**WORK INSTRUCTION**
Show every line of the records below that contains the word "drwxr".

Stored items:
"""
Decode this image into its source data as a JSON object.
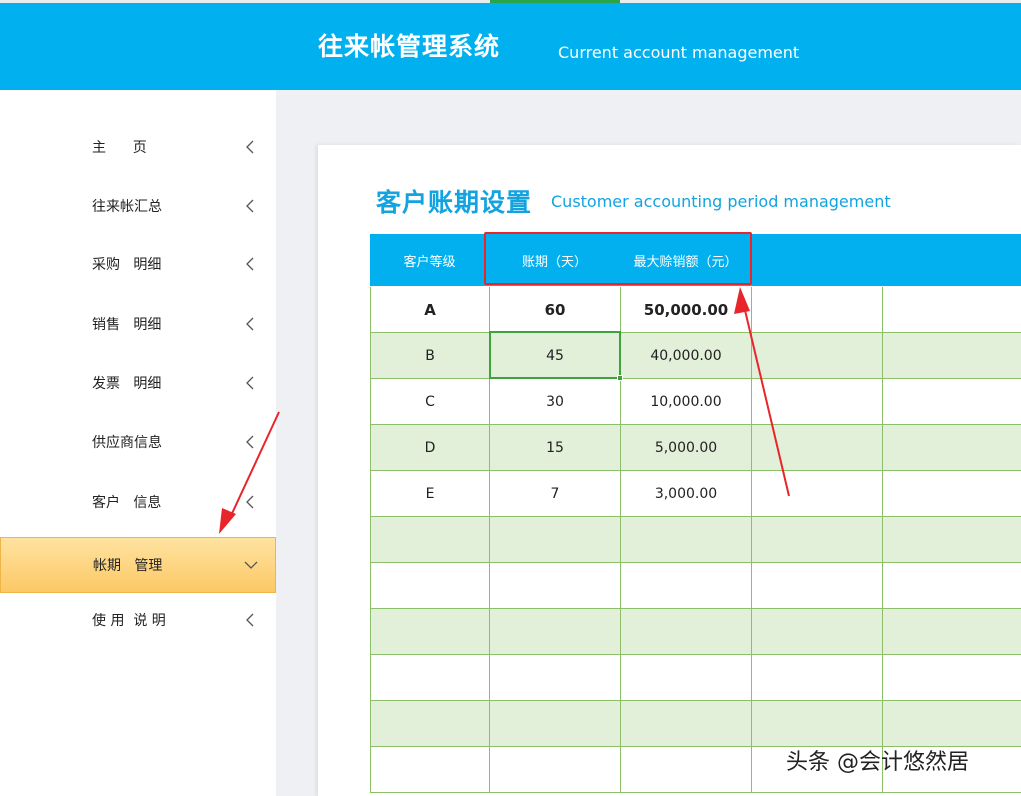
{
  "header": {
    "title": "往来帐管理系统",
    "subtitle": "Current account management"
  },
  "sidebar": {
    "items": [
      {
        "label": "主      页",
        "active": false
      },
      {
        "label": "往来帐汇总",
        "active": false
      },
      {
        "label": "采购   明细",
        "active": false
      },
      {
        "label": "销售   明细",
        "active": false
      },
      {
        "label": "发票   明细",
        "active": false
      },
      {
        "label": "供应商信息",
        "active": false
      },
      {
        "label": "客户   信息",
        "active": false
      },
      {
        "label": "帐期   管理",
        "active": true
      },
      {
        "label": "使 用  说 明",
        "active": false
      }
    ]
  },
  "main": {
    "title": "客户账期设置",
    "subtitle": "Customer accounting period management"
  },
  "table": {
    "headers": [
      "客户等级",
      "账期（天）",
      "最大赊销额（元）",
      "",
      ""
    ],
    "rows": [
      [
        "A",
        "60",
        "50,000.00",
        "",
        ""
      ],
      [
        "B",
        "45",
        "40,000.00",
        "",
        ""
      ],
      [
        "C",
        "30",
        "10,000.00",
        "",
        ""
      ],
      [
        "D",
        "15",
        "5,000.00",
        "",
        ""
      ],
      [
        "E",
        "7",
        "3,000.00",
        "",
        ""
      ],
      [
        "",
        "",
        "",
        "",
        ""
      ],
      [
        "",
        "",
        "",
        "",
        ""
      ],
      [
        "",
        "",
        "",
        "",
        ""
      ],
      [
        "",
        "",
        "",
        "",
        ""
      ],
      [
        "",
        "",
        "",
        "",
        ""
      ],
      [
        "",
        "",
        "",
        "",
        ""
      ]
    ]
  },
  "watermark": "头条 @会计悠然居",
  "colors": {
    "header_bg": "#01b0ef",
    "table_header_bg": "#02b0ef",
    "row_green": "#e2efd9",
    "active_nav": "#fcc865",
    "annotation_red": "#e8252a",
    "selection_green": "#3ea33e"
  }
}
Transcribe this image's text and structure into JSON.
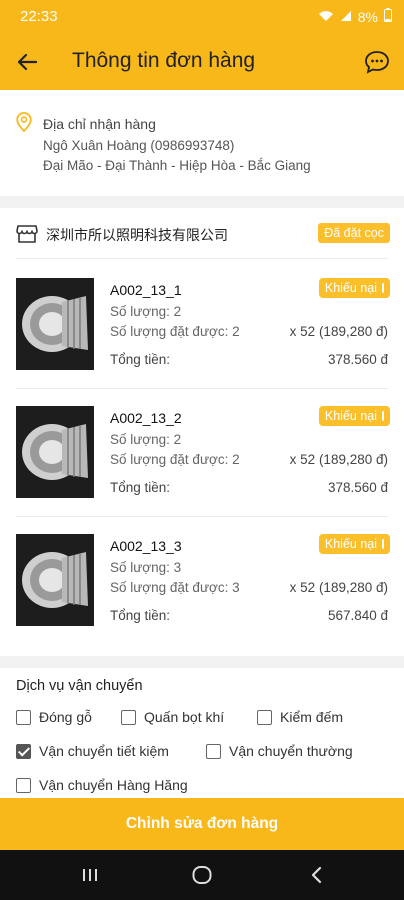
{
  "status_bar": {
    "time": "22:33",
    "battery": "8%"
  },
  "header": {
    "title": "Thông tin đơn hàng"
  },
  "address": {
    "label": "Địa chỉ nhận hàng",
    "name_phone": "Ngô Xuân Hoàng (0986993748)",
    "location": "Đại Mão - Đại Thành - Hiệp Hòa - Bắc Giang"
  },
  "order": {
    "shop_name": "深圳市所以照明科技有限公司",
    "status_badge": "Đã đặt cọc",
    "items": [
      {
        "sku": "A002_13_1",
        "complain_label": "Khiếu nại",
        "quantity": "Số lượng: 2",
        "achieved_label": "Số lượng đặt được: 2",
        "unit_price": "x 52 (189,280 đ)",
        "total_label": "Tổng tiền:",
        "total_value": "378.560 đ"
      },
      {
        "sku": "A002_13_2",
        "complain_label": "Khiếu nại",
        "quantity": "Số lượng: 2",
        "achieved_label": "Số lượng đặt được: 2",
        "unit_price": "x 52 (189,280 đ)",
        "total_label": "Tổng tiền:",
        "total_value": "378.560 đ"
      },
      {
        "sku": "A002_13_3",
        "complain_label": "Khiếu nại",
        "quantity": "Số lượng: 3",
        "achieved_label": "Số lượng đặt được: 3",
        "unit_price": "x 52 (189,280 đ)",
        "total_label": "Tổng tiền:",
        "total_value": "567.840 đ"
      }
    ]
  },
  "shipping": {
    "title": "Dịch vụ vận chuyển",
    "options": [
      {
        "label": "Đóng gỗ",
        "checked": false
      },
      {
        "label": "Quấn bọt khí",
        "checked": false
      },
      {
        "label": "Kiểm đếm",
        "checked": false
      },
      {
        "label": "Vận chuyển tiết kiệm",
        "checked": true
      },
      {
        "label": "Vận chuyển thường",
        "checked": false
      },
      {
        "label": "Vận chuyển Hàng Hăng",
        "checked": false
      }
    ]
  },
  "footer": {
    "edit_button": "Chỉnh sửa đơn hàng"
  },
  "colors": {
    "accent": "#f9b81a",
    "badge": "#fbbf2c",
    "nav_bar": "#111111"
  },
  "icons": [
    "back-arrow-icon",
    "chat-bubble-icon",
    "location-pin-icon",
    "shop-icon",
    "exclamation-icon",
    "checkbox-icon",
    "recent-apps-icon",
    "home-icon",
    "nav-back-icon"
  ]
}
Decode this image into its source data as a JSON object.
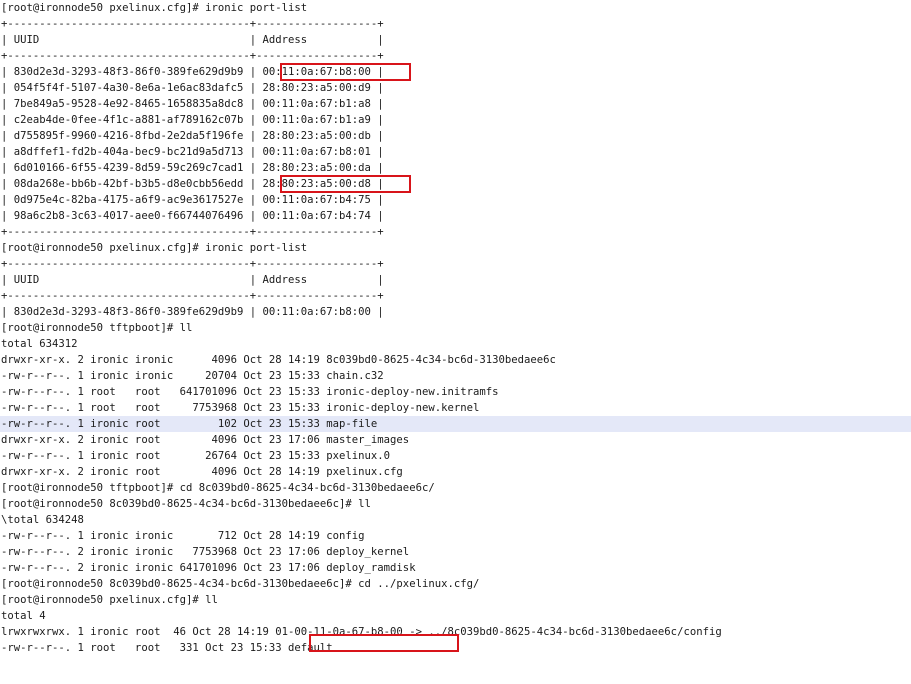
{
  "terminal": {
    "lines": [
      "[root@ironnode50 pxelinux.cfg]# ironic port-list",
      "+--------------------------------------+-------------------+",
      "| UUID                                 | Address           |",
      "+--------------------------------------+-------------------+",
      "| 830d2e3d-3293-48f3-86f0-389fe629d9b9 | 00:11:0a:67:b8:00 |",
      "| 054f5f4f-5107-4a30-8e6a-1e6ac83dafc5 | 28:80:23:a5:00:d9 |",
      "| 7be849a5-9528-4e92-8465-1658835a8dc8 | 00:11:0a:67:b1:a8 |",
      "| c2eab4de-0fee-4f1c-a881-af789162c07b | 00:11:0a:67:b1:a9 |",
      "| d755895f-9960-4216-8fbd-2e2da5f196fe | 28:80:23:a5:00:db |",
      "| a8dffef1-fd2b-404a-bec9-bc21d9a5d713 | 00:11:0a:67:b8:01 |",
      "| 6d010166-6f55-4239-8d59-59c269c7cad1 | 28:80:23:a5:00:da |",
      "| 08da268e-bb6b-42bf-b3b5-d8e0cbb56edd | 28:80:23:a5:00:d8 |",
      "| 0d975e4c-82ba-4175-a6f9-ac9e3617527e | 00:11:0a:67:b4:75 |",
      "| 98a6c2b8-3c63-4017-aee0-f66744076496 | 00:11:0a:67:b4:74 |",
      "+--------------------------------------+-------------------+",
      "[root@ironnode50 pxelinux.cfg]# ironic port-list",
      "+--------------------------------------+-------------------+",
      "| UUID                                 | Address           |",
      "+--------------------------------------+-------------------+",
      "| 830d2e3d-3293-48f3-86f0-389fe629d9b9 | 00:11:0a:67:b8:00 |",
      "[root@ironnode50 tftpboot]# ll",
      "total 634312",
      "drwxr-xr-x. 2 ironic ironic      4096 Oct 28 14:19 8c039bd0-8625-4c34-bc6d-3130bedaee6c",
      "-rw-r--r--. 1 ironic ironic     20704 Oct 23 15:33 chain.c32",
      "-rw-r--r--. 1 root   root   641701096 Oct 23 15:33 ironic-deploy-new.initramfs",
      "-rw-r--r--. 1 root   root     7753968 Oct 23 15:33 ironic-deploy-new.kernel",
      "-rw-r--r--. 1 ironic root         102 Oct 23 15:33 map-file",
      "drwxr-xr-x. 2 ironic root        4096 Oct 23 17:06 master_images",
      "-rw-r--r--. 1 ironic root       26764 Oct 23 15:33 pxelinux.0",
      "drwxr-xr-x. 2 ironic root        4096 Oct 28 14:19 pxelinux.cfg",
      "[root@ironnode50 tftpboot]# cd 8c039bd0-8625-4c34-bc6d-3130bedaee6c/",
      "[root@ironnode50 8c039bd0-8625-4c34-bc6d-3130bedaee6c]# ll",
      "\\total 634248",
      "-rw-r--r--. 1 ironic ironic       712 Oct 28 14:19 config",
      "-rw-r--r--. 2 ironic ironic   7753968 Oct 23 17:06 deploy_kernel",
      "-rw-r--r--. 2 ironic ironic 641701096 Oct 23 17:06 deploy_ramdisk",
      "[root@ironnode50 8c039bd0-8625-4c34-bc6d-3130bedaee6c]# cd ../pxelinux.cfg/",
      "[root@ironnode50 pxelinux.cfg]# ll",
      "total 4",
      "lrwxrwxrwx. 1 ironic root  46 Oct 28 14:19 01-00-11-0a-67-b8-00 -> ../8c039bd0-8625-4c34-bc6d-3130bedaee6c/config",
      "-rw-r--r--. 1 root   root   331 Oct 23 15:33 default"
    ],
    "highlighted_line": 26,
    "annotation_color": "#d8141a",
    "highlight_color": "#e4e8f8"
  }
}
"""
**ANSWER FOR THE TASK**
      "drwxr-xr-x. 2 ironic ironic      4096 Oct 28 14:19 8c039bd0-8625-4c34-bc6d-3130bedaee6c",
      "drwxr-xr-x. 2 ironic root        4096 Oct 23 17:06 master_images",
      "drwxr-xr-x. 2 ironic root        4096 Oct 28 14:19 pxelinux.cfg",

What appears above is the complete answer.